  20. If the serial number is correct, you have a 34 PE Deluxe 4-Door Sedan, built in Detroit. If the serial number started with a 3, it would be Los Angeles manufacture. Other ways to confirm the model are if there is a glove box (if not, car is a PG), has the wind wing thumbscrew at the upper corner of the front doors and has windwings (could still be a PF or PFXX). The serial number does confirm it as a PE. Wheelbase should be 114" and the hood should have louvres and dual doors. If wheelbase is 108" with just louvres on the hood, car is a PF or PG. Both the PE and PF had independent, coil spring front suspensions, the PG had a tube axle and parallel leaf springs. Don't be confused by the one wiper, many of the 34s, including the Deluxe PE, only had one wiper, one tail light and one interior visor--the passenger side ones were options. Attached is a factory photo of a 34 PE Deluxe 4-door sedan. Welcome to the group!

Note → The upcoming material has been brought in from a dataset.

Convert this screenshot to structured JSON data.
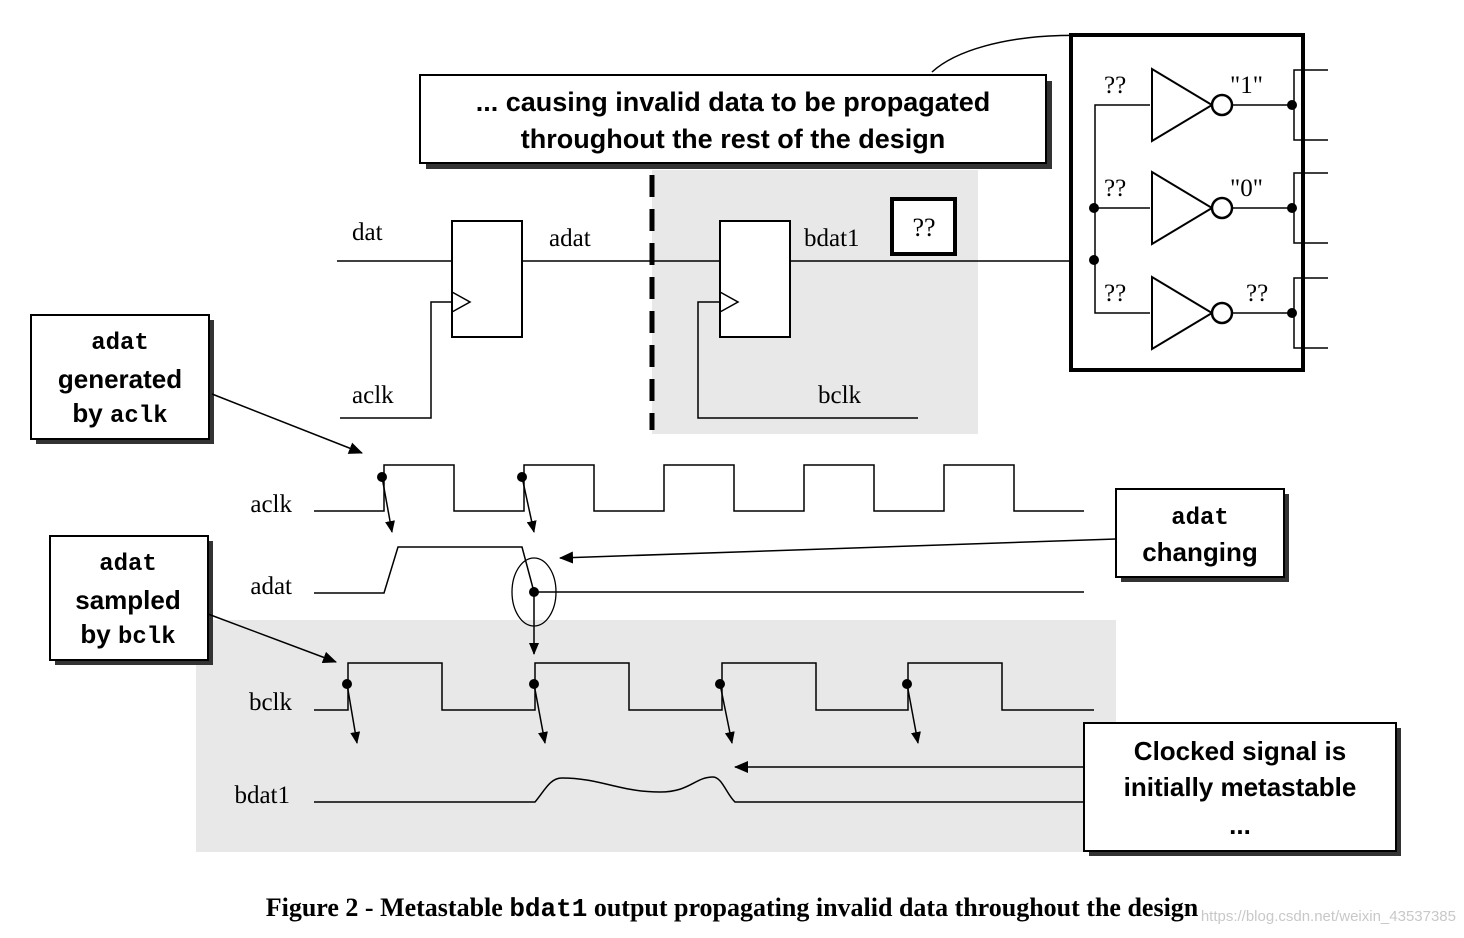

  21. Keep in mind that towards the end of 34, there was a transition from the old, HC and early KC unitized instrument cluster (as in Dave's picture above of the HC) to the three round gauges that were seen in what are typically known as 35 'first series' trucks. What makes it confusing is that the trucks seemed to have basically flowed from one year to the next without the clear breaking points. If you look at the parts books closely you will see that even late 34s underwent a dash change, changing over to the 3-gauge type (which really still is a cluster, but it is mounted behind the dash, with just the gauge faces and the knobs sticking through). These 'late 34-first series 35s' also came both with and without a glovebox. See the attached photo of a KCL with a 3-gauge, glove box equipped dash. My 34 KCL panel has round gauges and no glovebox, so they came both ways.
  22. I stand corrected, ply33 is right and the 34 is the same way. See the Maintenance Manual, Group 11 (Steering), page 3: "Before installing the pitman arm, the steering gear should be set in its mid-position which can be determined by turning the steering wheel from one extreme position to the other, counting the number of turns required, and then turning the wheel back half the number of turns required for the full swing. In this position, the spoke of the steering wheel which has the trademark on its under side should be pointing directly up in a vertical position from the steering wheel hub. "With the steering wheel in this position, the pitman arm should then be installed on the serrations so that it points straight forward." Since the steering wheel is on with a keystock as opposed to splines, it cannot be 'shifted' such that the spokes are in a different position.
  23. Spoke should point down so you can see the instrument cluster.
  24. Ian--Well I finally found the steering column bracket for my 34 Plymouth PE and it is mounted with the open end up--I marked it with an arrow when I took it off. Attached is a photo and, while it is a different style than that on your Dodge, one can assume that the installation was similar. Looks like yours is mounted correctly. They really don't fit well, particularly with the rubber seal in place. SMB
  25. Ok, I checked and cannot find a photo of an original installation of that collar. I just seem to recall removing it on my 34 (granted, 34 PE Plymouth, stateside) and it went up, not down. I think it was designed to hold that rubber piece in place, over the rubber as opposed to under it. It may be that your installation is different, don't know for sure. I am attaching a photo of the seat tracks, as found originals on my 34 PE, on an original floor board with original wood under the tracks, with the tracks in some sort of cad plate. Again, who knows. SMB